A half century after the Nuremberg trials, the United Nations set up war crimes tribunals, in 1993 for Yugoslavia and in 1994 for Rwanda. Five years ago diplomats agreed to create a permanent International Criminal Court, inaugurated this year, for war crimes, genocide and crimes against humanity. And tribunals of international and national judges currently prosecute atrocities in Kosovo, East Timor and Sierra Leone, with another planned in Cambodia.
All this international experience, one might suppose, would be brought to bear in the trial of Saddam Hussein.

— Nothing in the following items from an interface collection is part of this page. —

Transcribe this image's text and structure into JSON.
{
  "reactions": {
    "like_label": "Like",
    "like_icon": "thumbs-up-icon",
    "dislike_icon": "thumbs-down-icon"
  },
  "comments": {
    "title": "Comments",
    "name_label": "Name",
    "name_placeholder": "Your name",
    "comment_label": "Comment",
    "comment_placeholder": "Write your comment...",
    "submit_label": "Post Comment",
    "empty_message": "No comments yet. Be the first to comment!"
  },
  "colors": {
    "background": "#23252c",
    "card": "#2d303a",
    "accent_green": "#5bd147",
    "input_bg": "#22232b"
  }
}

Yet Saddam will not be tried by an international court. His case illustrates the debilitating compromises built into the International Criminal Court. To soothe government fears, negotiators made the ICC forward-looking only; it can try only crimes committed after its treaty went into effect in July 2002. Most of Saddam’s horrors were inflicted well before then.